LONG-TERM IMPACTS OF TILLAGE,
FERTILIZER, AND CROP RESIDUE
ON SOIL ORGANIC MATTER IN
TEMPERATE SEMIARID REGIONS
Paul E. Rasmussen and Harold P. Collins
U. S. Department of Agriculture
Agricultural Research Service
Columbia Plateau Conservation Research Center
Pendleton, Oregon 97801
A. Beneficial Effects of Organic Matter in Soil
B. Determination of Organic Matter
C. Factors Influencing Soil Organic Matter Content
D. Temperate Semiarid Regions
E. Effects of Cultivation of Grasslands
F. Evaluating Changes in Organic Matter Content and Quality
Tillage Effects on Soil Organic Matter
A. Frequency of Fallow
B. Intensity of Tillage
C. Conservation Tillage
Fertilizer Effects on Soil Organic Matter
B. Phosphorus, Potassium, Sulfur, and Other Nutrients
Organic Residue Effects on Soil Organic Matter
A. Crop Residues
B. Animal Manure
C. Green Manure
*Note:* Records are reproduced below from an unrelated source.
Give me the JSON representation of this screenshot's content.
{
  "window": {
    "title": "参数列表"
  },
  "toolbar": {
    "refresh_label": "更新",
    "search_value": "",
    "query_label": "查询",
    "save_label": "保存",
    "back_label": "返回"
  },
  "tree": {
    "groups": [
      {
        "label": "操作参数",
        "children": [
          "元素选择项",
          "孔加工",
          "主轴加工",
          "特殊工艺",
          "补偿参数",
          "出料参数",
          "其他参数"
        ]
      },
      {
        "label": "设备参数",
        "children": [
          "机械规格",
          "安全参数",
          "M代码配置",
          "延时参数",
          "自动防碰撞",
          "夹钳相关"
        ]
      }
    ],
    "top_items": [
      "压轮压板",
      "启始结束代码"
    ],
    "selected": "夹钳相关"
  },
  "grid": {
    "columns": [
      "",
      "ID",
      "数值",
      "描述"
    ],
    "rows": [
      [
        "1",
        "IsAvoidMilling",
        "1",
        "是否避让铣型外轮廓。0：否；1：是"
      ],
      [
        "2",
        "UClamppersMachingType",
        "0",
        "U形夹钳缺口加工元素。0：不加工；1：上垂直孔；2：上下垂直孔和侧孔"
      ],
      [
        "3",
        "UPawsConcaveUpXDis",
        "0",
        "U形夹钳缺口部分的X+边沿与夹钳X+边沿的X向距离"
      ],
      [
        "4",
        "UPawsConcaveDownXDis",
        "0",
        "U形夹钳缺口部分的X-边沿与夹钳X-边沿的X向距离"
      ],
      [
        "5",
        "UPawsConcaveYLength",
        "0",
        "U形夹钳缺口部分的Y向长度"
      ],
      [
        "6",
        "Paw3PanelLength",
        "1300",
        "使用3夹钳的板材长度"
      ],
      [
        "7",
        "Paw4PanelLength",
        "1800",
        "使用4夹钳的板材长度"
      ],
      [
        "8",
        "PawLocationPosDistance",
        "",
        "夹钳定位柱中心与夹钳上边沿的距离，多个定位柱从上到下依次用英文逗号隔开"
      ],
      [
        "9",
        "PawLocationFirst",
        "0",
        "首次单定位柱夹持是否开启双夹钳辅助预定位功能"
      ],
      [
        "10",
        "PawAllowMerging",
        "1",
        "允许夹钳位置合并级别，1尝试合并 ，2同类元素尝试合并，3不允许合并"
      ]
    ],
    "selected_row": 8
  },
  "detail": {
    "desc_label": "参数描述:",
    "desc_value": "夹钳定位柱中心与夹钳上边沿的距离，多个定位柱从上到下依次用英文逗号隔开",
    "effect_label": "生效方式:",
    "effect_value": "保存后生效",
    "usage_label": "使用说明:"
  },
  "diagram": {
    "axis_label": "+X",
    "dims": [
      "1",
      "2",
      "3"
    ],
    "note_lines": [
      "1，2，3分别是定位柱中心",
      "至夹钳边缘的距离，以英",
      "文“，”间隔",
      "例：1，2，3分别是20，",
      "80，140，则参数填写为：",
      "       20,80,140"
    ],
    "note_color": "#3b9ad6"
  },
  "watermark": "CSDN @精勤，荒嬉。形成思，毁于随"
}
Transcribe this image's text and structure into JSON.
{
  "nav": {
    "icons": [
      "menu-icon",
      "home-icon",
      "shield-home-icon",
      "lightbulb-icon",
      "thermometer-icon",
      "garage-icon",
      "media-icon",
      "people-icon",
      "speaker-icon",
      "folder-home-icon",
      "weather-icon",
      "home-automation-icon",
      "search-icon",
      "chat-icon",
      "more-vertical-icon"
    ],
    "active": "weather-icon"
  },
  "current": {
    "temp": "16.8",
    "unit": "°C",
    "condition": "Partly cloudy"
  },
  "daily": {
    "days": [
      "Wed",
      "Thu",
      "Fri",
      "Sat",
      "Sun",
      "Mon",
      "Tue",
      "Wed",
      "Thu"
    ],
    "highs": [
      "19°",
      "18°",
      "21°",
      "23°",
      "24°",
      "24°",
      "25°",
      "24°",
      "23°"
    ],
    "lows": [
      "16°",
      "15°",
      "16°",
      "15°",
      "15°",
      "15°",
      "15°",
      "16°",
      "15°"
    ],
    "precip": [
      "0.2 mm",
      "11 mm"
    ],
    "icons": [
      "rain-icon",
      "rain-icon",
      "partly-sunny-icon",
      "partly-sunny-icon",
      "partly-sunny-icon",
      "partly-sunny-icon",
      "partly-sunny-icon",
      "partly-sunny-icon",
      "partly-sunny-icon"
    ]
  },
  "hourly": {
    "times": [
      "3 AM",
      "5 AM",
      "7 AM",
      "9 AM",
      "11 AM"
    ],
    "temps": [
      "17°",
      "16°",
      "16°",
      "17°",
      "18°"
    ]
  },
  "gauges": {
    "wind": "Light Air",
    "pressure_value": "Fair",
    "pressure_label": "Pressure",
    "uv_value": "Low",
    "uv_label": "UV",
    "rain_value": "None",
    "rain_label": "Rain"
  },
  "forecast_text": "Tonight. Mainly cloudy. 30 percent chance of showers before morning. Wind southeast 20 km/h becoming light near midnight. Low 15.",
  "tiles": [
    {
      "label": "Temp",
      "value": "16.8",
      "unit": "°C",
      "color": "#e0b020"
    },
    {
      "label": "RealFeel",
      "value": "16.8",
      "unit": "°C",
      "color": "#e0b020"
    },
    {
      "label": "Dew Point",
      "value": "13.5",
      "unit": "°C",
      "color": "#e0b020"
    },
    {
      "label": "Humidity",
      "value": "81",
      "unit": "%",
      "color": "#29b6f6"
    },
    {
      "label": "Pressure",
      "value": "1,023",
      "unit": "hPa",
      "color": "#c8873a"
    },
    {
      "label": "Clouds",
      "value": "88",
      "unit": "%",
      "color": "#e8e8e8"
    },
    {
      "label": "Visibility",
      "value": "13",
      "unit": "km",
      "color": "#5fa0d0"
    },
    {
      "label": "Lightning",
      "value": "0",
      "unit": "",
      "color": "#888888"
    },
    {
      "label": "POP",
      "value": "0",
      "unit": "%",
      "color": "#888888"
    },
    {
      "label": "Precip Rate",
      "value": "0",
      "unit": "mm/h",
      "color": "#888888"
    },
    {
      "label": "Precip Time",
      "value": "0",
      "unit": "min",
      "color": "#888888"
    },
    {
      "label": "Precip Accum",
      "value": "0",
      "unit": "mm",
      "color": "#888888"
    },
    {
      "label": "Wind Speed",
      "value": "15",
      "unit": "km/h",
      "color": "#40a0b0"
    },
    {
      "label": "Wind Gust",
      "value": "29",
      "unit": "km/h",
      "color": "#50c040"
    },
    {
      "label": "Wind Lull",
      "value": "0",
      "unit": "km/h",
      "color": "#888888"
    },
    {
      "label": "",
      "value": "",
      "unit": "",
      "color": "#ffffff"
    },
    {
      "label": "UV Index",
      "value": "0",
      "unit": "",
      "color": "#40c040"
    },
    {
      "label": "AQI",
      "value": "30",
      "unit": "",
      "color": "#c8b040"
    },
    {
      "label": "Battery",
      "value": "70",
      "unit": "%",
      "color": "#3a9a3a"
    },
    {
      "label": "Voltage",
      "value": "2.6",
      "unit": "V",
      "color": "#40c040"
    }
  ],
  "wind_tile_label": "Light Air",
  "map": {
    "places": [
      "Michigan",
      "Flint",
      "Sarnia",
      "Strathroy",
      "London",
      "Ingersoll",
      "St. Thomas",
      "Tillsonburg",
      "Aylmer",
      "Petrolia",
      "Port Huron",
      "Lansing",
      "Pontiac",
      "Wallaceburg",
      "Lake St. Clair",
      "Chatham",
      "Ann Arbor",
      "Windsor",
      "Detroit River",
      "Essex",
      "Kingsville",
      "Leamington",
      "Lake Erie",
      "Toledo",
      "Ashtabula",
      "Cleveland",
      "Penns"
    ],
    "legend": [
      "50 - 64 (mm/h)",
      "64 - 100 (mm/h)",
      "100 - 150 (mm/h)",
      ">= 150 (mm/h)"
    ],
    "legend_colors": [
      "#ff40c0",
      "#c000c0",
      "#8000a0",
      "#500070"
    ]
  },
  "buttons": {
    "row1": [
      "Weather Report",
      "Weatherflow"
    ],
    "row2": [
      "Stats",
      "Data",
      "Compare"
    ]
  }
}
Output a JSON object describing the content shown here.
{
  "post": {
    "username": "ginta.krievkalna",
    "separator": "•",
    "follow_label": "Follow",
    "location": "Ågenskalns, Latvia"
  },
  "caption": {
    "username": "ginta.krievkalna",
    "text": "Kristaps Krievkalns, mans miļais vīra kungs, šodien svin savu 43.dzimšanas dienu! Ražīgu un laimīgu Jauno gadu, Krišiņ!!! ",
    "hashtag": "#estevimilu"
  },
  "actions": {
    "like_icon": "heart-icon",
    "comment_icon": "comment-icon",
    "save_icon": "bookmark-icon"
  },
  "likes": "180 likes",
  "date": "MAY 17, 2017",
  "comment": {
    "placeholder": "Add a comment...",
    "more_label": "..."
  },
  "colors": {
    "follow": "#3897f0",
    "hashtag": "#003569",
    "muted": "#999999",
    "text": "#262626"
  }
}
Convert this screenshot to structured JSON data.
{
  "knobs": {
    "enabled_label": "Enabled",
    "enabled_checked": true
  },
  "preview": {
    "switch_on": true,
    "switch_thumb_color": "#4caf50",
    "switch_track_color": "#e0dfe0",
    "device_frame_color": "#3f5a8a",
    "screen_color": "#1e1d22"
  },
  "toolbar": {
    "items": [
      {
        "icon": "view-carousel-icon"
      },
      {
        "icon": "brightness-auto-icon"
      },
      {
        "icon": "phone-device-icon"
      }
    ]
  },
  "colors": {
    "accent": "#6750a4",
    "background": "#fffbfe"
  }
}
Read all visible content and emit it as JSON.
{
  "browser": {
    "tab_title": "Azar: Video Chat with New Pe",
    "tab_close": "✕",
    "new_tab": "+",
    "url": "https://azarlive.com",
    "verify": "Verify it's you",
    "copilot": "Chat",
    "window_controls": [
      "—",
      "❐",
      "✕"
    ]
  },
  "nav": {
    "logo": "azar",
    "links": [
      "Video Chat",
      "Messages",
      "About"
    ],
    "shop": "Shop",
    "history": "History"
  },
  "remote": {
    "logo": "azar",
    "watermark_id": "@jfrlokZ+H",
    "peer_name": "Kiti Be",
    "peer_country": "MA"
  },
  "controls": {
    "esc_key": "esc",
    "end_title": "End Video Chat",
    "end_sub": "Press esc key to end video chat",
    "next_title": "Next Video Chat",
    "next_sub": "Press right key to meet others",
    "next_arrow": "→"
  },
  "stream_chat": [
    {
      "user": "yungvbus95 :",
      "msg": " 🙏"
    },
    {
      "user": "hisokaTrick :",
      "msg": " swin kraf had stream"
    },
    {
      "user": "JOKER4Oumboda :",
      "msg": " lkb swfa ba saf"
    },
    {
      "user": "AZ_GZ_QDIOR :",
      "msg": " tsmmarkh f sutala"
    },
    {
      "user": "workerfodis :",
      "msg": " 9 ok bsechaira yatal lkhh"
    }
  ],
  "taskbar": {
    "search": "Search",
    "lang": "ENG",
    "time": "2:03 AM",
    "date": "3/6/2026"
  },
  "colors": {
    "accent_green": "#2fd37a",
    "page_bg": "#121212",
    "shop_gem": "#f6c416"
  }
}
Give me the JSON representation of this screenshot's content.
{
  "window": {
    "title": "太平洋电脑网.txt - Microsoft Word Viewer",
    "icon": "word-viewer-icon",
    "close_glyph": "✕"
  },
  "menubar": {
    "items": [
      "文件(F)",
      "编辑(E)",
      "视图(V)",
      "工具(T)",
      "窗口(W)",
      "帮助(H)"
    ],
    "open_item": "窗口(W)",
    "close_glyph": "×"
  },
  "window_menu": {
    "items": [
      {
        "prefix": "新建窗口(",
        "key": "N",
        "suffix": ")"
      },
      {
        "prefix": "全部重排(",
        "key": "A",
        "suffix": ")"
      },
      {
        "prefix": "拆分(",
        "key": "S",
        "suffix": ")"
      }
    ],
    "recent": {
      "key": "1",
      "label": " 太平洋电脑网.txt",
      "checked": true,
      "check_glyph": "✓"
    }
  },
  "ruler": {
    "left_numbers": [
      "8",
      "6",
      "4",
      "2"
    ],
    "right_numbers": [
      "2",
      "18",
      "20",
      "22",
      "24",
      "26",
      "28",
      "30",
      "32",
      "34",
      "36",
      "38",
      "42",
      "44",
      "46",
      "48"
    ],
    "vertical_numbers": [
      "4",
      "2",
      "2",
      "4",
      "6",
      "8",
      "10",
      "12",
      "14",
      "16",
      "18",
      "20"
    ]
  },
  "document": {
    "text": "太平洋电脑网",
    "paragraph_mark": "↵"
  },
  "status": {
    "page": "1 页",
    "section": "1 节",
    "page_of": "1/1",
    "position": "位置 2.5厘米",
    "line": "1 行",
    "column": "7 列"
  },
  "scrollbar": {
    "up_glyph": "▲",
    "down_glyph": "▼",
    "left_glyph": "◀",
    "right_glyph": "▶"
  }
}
Organic Matter and Microbial Biomass
Management Effects on Physical Properties
Cultivation and Future Change in Soil Organic Matter
Impact of Soil Erosion
Predicting Soil Organic Matter Turnover
A. Carbon Pools and Carbon Cycling
B. Models of Soil Organic Matter Turnover
B. Future Needs
Copyright 0 1991 by Academic Press. Inc.
All rights of reproduction in any form reserved.
PAUL E. RASMUSSEN AND HAROLD P. COLLINS
Organic matter in soil has been of concern for decades because it has a
pronounced beneficial effect on soil management and crop productivity
(Allison, 1973). In recent years, soil organic matter has received additional
attention because of its potential to sequester carbon emanating from
atmospheric Cot increases. Organic matter also has a strong influence on
the persistence and degradation of pesticides and organic wastes in soil,
yet full appreciation of this effect remains largely ignored in today’s agricultural sector. Presently, increasing awareness and concern that environmental quality is deteriorating has fostered renewed interest in improving
soil and water management. It is therefore appropriate that we review past
progress towards enhancing the level and quality of organic matter in
Allison (1973) listed the important contributions of organic matter to
soil: (1) it is the major natural source of inorganic nutrients and microbial
energy, (2) it serves as an ion exchange material and a chelating agent to
hold water and nutrients in available form, (3) it promotes soil aggregation
and root development, and (4) it improves water infiltration and water-use
efficiency. A productive soil that is easy to till is identified as having “good
tilth.” An appreciable amount of organic matter is usually a prime prerequisite for good tilth, especially in soils with high sand or clay content. Good
tilth has no defined limits (Karlen et al., 1990), but is readily recognized by
everyone from weekend gardeners to biological scientists.
Most organic matter values are derived from organic carbon (organic C )
values because the quantitative determination of organic matter has high
variability and questionable accuracy (Nelson and Sommers, 1982). A
conversion factor of 1.724 is used to convert organic C to organic matter,
even though it is generally recognized that the value can range from 1.6 to
3.3 (Jackson, 1958; Nelson and Sommers, 1982). Organic C analysis is
reasonably accurate. Values from wet digestion with acid-dichromate and
heat (modified Walkley-Black) correlate fairly well with results from dry
combustion (Tabatabai and Bremner, 1970; Kalembasa and Jenkinson,
1973; Sheldrick, 1986).